Being cooped up at home lends to reflection, especially when you’re alone. Even trapped in it, there is something so magical about the snow to me. I’m in awe. And it’s crazy, because this is the first time I’ve lived somewhere that gets a snowy winter, a hot summer, a gorgeous spring, and a true fall.
Blizzard-like conditions are said to be upon us for at least the next 24 hours, and though I’m cozy at home with plenty of movies to keep me entertained and food to keep me fed, I find myself drained thinking about work. I struggle to prove to myself that I’m not a workaholic, but work seems to be my primary stressor these days. I find myself worried about whether I’ll make the right decisions. Whether my efforts will be seen as such. Whether I will be a good leader here.
And it’s not that I haven’t been just fine elsewhere. I’ve certainly been challenged, and I think I ultimately handled myself well. I learned some important lessons along the way, personally and professionally. It’s just… I find myself waning. Questioning what I really want, whether I’m really happy or just happened to find something I’m relatively good at. Do I see this as a job or a career? It makes a difference.
In my mind, if I’m going to work 7 days a week, I want it to be something that I love. I’m not loving this, and if I’m really honest with myself, I haven’t loved this for a year or two. When you love what you do, it doesn’t feel so forced. Right?
Is it time for something new? Is it time to take some risks? Am I ready? I’m not really sure.
Per my usual, I’ll pray about it and mull it over. I never make rash or uninformed decisions.

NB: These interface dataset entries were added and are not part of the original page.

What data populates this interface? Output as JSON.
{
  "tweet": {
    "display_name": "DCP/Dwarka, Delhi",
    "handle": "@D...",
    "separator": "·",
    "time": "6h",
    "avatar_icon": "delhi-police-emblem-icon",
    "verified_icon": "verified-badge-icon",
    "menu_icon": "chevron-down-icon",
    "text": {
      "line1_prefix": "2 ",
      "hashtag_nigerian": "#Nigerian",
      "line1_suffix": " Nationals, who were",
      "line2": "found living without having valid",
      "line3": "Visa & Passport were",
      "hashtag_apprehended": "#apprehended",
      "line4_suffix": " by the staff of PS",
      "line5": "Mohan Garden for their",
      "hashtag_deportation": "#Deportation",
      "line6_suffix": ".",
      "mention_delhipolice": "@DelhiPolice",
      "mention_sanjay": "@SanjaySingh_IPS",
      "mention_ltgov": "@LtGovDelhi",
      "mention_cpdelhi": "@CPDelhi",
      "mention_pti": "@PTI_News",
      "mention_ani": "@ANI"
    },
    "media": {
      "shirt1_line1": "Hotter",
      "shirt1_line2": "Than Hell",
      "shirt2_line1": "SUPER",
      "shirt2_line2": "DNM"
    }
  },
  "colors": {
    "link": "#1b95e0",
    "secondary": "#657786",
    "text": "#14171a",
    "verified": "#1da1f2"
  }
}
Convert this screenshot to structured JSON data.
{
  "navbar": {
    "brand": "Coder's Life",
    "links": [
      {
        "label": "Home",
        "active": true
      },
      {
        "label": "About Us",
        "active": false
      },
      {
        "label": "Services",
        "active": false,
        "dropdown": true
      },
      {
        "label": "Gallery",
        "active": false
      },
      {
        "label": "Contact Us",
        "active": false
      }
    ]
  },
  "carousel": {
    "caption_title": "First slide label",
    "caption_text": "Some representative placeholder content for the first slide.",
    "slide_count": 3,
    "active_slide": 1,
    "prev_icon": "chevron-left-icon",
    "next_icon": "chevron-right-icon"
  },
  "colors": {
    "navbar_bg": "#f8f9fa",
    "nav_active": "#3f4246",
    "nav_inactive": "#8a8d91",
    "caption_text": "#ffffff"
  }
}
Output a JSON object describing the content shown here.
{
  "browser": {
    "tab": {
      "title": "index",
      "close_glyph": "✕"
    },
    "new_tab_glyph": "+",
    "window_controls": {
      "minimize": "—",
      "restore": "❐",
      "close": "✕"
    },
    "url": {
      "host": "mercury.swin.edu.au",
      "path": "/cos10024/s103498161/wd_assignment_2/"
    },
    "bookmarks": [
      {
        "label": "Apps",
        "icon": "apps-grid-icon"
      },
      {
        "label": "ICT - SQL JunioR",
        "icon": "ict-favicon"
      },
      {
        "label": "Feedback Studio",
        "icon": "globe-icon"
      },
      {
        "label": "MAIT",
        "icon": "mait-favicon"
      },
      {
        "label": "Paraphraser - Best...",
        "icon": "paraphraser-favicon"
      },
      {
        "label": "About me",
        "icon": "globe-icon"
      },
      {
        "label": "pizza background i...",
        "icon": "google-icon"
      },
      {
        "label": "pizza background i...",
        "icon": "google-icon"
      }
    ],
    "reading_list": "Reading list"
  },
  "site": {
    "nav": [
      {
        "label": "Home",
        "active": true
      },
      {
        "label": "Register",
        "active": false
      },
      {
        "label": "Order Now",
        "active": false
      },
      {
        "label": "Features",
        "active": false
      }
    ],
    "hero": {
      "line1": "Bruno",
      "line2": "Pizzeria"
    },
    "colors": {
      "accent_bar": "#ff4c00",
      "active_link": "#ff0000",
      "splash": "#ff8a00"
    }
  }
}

And who knows, maybe this is just a season, and the tides will turn for the better.
A friend of mine talked to me last week and helped me put some things into perspective; made me think about where I am and what I prioritize. What can I be doing to affect the change that I want to see? As much as I’d like to believe all of my motivation is due to my most recent muse (who may be a done deal at this point, who knows), the talk I had with my friend still weighs heavily on my mind. Lovers tell you what you think you need to hear (which is really what you want to hear), but friends tell you the truth. It may be a hard truth, it may be a humbling experience, it may show you where you where you went wrong. You may have to swallow your pride. The important thing is, coming from a friend, it’s always meant to build you up and steer you in the right direction.
If I’m not prioritizing myself, putting first those things that I really want to do/achieve, how can I really be happy with all of this other stuff? How can I meet the personal goals I’ve set for myself? How can you publish something you never finish? What’s a reasonable amount of time that I can devote to myself and my craft? Heavy stuff, my friend, but you were right on time.